The Controversial Dick Allen

By Joecubs
Nov. 15, 2016

Dick Allen's rookie season gave Philadelphia fans their first glimpse of power that they hadn't seen since Jimmy Foxx or Chuck Klein. Phillies scout John Ogden stated in an article in the Philadelphia Bulletin on June 1, 1969, that Dick Allen was the only player saw hit the ball as hard as Babe Ruth. Allen would be the National League Rookie of the Year in 1964. He hit 29 home runs with 91 RBI with a slash line of .318/.382/.557. He led the league in with 13 triples, and striking out 138 times. It would be the first of the 9 straight seasons with 20 plus home runs.

In the racially charged 1960's Allen became a source of controversy. He was known as Dick most of his life, but the local media referred to him as Richie, a name Allen felt belonged to a boy, and not a man. He was involved in an incident with teammate Frank Thomas when Thomas hit Allen with a bat. The incident was covered up by the team with threats of fines iif the players spoke of the incident. Thomas was released the next day. He started wearing a battling helmet in field field as he was often showered with thrown objects and racial slurs in his home park in Philadelphia. Allen missed a double header in 1969 when he couldn't get to the ballpark being stuck in traffic. He had spent the day at a race track causing him to be suspended. 

Controversy seemed to follow Allen. Before the 1970 season, he was traded to the St. Louis Cardinals for outfielder Curt Flood. Flood refused to report, and sued baseball attempting to overthrow the reserve clause. The Cardinals would send first baseman Willie Montanez to the Phillies as compensation. Montanez would end up breaking Allen's rookie record for home runs by hitting 30 in 1971.  In St. Louis, he would hit 34 home runs with 101 RBI and slash .279/.377/. 560 Allen spent only one season in St. Louis before being traded to the Los Angeles. His numbers dropped for the Dodgers, by Allen's standards anyway. He hit 23 home runs with 90 RBI with a line of 295/.395/.468. He was traded after the 1971 season to the Chicago White Sox.
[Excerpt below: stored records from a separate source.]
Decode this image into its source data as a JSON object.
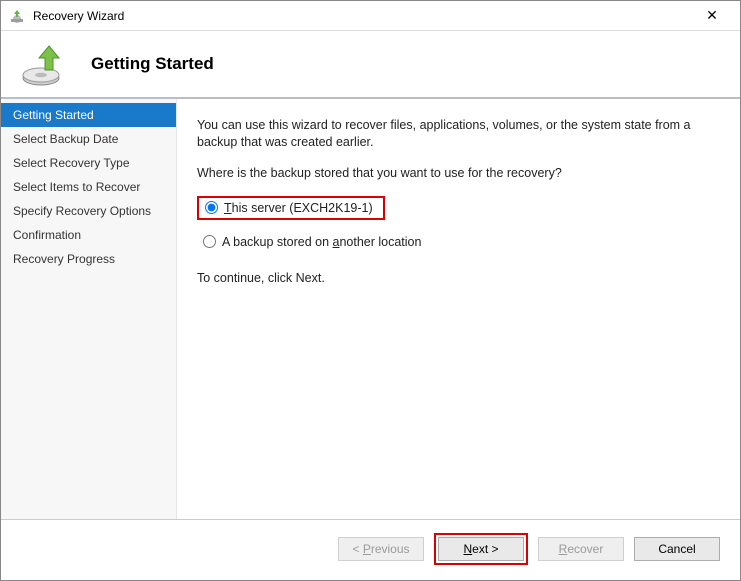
{
  "window": {
    "title": "Recovery Wizard",
    "close_label": "✕"
  },
  "header": {
    "heading": "Getting Started"
  },
  "sidebar": {
    "items": [
      {
        "label": "Getting Started",
        "active": true
      },
      {
        "label": "Select Backup Date",
        "active": false
      },
      {
        "label": "Select Recovery Type",
        "active": false
      },
      {
        "label": "Select Items to Recover",
        "active": false
      },
      {
        "label": "Specify Recovery Options",
        "active": false
      },
      {
        "label": "Confirmation",
        "active": false
      },
      {
        "label": "Recovery Progress",
        "active": false
      }
    ]
  },
  "content": {
    "intro": "You can use this wizard to recover files, applications, volumes, or the system state from a backup that was created earlier.",
    "question": "Where is the backup stored that you want to use for the recovery?",
    "options": {
      "this_server_prefix": "T",
      "this_server_rest": "his server (EXCH2K19-1)",
      "another_prefix": "A backup stored on ",
      "another_u": "a",
      "another_rest": "nother location"
    },
    "continue_text": "To continue, click Next."
  },
  "footer": {
    "previous_u": "P",
    "previous_rest": "revious",
    "next_u": "N",
    "next_rest": "ext >",
    "recover_u": "R",
    "recover_rest": "ecover",
    "cancel": "Cancel"
  }
}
Chuck Tanner was the manager of the White Sox at the time, and decided to not move Allen around. Various teams had played him at third base, first base, and outfield. Some feel this contributed to his perceived poor defense, and rash of injuries he had suffered over the years. He rewarded Tanner by leading the American League in home runs (37), RBI (113), on base percentage (.420), slugging percentage (.603) and an outstanding 1.023 OPS.  He was named American League Most Valuable Player.  A fractured fibula cut short his 1973 season, where he had only 288 plate appearances.  1974 would be the last of the great seasons for Allen. He hit 32 home runs with 88 RBI, his slash line of .301/.375/.563, he slugging percentage led the American League. He feuded with Ron Santo (in his only season with the White Sox) and left the team two weeks before the end of the season.

Allen's contract was sold to the Atlanta Braves for $5,000, he refused to report and retired from the game. The Phillies talked him out of retirement, and we spend two seasons a shadow of his former self, and close out his career with the Oakland A's in 1977. 

Allen's career numbers of .292 batting average 351 home runs, and 1,119 RBI make him one of the most prolific hitters in the game that isn't in the Baseball Hall of Fame. He missed (along with Tony Olivia of the Minnesota Twins) being selected for the Hall of Fame by one vote in 2014  by the Golden Era Committee,  which votes every three years.